aRts is not only a piece of software, it also provides a variety of APIs for a variety of purposes. In this section, I will try to describe the "big picture", a brief glance what those APIs are supposed to do, and how they interact.
There is one important distinction to make: most of the APIs are language and location independant because they are specified as mcopidl. That is, you can basically use the services they offer from any language, implement them in any language, and you will not have to care whether you are talking to local or remote objects. Here is a list of these first:
Basic definitions that form the core of the MCOP functionality, such as the protocol itself, definitions of the object, the trader, the flow system and so on.
These contain the flow system you will use for connecting audio streams, the definition of Arts::SynthModule which is the base for any interface that has streams, and finally a few useful audio objects
Here, an object that can play a media, Arts::PlayObject gets defined. Media players such as the KDE media player noatun will be able to play any media for which a PlayObject can be found. So it makes sense to implement PlayObjects for various formats (such as mp3, mpg video, midi, wav, ...) on that base, and there are a lot already.

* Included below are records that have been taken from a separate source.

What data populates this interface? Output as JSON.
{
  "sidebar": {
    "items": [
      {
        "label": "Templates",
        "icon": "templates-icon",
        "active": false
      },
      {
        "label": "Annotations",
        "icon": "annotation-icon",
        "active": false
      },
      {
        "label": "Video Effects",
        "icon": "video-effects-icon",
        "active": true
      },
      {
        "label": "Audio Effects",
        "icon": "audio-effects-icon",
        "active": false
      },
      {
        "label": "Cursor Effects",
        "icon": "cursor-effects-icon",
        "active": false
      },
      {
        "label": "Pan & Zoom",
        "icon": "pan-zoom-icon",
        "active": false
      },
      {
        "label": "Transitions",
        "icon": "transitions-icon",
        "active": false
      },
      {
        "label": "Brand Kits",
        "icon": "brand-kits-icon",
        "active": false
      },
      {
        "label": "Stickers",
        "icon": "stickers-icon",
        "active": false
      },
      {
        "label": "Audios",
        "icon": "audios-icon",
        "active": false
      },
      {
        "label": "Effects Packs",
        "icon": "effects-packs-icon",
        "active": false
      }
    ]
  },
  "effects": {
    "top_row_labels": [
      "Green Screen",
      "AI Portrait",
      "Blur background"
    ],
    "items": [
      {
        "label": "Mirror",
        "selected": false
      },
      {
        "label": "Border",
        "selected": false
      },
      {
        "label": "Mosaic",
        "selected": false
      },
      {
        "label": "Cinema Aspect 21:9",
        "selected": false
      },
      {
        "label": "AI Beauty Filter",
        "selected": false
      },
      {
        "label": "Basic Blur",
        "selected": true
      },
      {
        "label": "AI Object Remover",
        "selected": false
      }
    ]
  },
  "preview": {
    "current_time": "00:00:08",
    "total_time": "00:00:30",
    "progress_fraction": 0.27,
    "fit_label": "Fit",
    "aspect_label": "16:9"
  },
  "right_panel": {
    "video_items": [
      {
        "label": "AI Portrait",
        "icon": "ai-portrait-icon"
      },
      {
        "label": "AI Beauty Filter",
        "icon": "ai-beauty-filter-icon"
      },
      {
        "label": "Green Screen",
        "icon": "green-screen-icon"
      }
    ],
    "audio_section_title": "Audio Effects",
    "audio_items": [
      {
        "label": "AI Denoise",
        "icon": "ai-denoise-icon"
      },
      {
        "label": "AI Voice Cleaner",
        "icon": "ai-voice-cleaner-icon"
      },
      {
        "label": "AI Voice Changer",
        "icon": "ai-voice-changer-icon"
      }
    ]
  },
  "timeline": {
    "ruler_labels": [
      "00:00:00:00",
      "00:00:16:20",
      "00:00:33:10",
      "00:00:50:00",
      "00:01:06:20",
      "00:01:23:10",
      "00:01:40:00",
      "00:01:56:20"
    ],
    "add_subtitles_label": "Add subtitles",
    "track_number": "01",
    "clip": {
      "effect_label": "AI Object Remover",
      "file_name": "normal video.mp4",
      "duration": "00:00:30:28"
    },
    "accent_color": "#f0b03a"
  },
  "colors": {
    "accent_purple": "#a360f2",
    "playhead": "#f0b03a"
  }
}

Here, an interface for the system wide sound server artsd is defined. The interface is called Arts::SoundServer, which implements functionality like accepting streams from the network, playing samples, creating custom other aRts objects and so on. Network transparency is implied due to the use of MCOP (as for everything else here).
This module defines basic flow graph functionality, that is, combining simpler objects to more complex ones, by defining a graph of them. It defines the basic interface Arts::StructureDesc, Arts::ModuleDesc and Arts::PortDesc which contain a description of a structure, module, and port. There is also a way to get a "living network of objects" out of these connection and value descriptions, using a factory.
This module defines basic midi functionality, like objects that produce midi events, what is a midi event, an Arts::MidiManager to connect the producers and consumers of midi events, and so on. As always network transparency implied.
Here are various additional filters, oscillators, effects, delays and so on, everything required for real useful signal processing, and to build complex instruments and effects out of these basic building blocks.
This cares about visual objects. It defines the basic type Arts::Widget from which all GUI modules derive. This will produce toolkit independency, and ... visual GUI editing, and serializable GUIs. Also, as the GUI elements have normal attributes, their values can be straight forward connected to some signal processing modules. (I.e. the value of a slider to the cutoff of a filter). As always: network transparent.
Where possible, aRts itself is implemented using IDL. On the other hand, there are some language specific APIs, using either plain C++ or plain C. It is usually wise to use IDL interfaces where possible, and the other APIs where necessary. Here is a list of language specific APIs:
These are convenience KDE APIs for the simple and common common case, where you just want to play a sample. The APIs are plain C++, Qt/KDE optimized, and as easy as it can get.
Plain C interface for the sound server. Very useful for porting legacy applications.
Here all magic for MCOP happens. The library contains the basic things you need to know for writing a simple MCOP application, the dispatcher, timers, iomanagement, but also the internals to make the MCOP protocol itself work.
Besides the implementation of artsflow.idl, some useful utilities like sampling rate conversion.
Integration of MCOP into the Qt event loop, when you write Qt applications using MCOP.